Kierkegaard would later reverse himself on this position in Armed Neutrality, where he says that martyrdom should not be flaunted. However, it is sometimes an inevitable event given the conflict between the world and the truth of the gospel.
2: The Difference Between a Genius and an Apostle
Kierkegaard held a fascination with the topic of authority since he was concerned with inspiration and the pastor's vocation. Adolf Peter Adler (1812-1869), a Hegelian, was deposed because he claimed to have had a revelation. To make matters worse, he later recanted, claiming that his work was a work of genius. Kierkegaard asserted that Adler confused the categories of genius and inspiration.
In this work Kierkegaard emphasizes the staggering distance from an apostle, who is a man associated with the absolute (the religious), to a genius. Kierkegaard regarded it as thoughtless to call St. Paul a genius if he was divinely inspired, that is, spoke with authority. Kierkegaard considered himself a genius and made a point of saying that he was "without authority". This is why Practice in Christianity and The Sickness Unto Death have pseudonyms even though Kierkegaard writes "directly". Simply put, he did not consider himself a true Christian, nor to possess authority. Kierkegaard begins:
What, exactly, have the errors of exegesis and philosophy done in order to confuse Christianity, and how have they confused Christianity? Quite briefly and categorically, they have simply forced back the sphere of paradox-religion into the sphere of esthetics.... If the sphere of paradox-religion is abolished, or explained away in esthetics, an Apostle becomes neither more nor less than a genius, and then—good night, Christianity. Esprit and the Spirit, revelation and originality, a call from God and genius, all end by meaning more or less the same thing.... They talk in exalted terms of St. Paul's brilliance and profundity, of his beautiful similes and so on—that is mere estheticism.... As an Apostle St. Paul has no connection whatsoever with Plato or Shakespeare, with stylists or upholsterers [Paul was a tentmaker], and none of them (Plato no more than Shakespeare or Harrison the upholsterer) can possibly be compared with him. A genius and an Apostle are qualitatively different.... All thought breathes in immanence, whereas faith and the paradox are a qualitative sphere unto themselves.... Genius is...immediateness...genius is born.... An Apostle is not born: an Apostle is a man called and appointed by God, receiving a mission from him.... Authority is the decisive quality.

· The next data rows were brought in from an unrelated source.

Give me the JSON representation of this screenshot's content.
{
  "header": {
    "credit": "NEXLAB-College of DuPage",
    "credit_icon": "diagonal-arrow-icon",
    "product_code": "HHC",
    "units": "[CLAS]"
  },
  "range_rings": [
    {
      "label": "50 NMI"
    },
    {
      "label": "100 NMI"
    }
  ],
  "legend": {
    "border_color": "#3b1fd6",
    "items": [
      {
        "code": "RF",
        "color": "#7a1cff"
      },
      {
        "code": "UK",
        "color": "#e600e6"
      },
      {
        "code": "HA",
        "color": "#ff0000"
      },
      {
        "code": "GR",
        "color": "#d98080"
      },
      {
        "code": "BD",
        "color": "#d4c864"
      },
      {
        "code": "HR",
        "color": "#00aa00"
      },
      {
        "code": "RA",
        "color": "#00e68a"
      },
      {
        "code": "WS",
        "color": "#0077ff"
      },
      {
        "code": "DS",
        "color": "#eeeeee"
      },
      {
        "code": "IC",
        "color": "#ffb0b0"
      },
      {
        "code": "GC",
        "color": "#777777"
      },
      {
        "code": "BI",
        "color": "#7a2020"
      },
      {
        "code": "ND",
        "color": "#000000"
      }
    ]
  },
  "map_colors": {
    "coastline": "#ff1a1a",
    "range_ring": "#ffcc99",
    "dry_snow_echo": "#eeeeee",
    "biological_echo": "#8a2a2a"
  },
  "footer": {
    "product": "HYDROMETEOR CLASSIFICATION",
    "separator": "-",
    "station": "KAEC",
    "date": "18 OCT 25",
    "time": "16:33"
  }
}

When Kierkegaard mentions the "paradox", he refers to the mystery of Christianity. One cannot intellectually approach the claims of Christ. They must be appropriated by faith since they are not open to empirical scrutiny. The esthetician wants to relate to the Gospel without the miraculous. He cannot see the divine inspiration of the New Testament writers.